International Student Mobility and the Bologna Process
Research in Comparative and International Education
The Bologna Process is the newest of a chain of activities stimulated by supra-national actors since the 1950s to challenge national borders in higher education in Europe. Now, the ministers in charge of higher education of the individual European countries have agreed to promote a similar cycle-structure of study programmes and programmes based on the strategic aim of enhancing student mobility in two directions: to increase the attractiveness for students from other parts of the world to

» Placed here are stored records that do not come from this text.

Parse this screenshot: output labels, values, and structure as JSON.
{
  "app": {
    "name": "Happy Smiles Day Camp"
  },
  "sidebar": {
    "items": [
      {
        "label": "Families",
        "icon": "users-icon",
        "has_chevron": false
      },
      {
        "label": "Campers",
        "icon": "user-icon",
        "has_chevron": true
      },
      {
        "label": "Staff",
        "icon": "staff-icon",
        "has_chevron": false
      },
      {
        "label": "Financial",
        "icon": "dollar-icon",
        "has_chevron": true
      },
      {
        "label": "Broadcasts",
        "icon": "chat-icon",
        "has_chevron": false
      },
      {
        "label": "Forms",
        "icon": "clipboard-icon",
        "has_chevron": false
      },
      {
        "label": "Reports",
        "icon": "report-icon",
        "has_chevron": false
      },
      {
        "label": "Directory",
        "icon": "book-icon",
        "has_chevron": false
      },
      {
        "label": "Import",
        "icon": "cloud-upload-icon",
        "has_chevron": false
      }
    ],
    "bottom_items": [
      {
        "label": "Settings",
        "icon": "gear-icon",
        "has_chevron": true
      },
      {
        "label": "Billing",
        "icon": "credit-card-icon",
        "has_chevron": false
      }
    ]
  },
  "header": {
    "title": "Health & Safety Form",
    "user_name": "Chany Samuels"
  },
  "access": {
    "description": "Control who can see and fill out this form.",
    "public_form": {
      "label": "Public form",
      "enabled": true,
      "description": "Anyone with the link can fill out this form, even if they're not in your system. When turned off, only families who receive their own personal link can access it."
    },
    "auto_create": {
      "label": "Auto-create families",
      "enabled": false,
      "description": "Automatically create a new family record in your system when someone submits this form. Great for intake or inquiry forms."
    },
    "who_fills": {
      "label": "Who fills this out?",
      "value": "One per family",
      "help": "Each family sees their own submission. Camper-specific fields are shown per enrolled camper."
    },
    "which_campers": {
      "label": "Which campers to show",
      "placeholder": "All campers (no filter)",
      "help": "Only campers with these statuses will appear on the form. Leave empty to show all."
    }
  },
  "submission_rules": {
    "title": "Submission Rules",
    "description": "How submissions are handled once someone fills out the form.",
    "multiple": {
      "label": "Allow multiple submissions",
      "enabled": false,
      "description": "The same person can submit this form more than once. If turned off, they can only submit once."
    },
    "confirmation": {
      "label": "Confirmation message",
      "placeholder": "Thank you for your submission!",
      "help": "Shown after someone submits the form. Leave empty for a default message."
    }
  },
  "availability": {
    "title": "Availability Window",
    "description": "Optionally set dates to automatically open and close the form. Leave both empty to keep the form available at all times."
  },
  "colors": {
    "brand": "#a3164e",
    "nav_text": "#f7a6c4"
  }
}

... -primarily for the whole study programme -in European countries, and to facilitate intra-European -primarily temporary -mobility. Studies aiming at establishing the results of this policy face various problems. Statistics move only gradually from 'foreign' to 'mobile' students, but remain insufficient with respect to temporary mobility. Individual European countries opt for such varied solutions that an overall overview is hardly feasible. Yet, some general trends are visible. First, Bologna has contributed to greater internal mobility of students from other parts of the world, but not to a more rapid increase of intra-European student mobility. Second, the event of outwards mobility during the course of study up to graduation has turned out to be more frequent than expected by many experts, but differences by country do not fade away. Third, the value of student mobility gradually declines as a consequence of gradual loss of exclusiveness.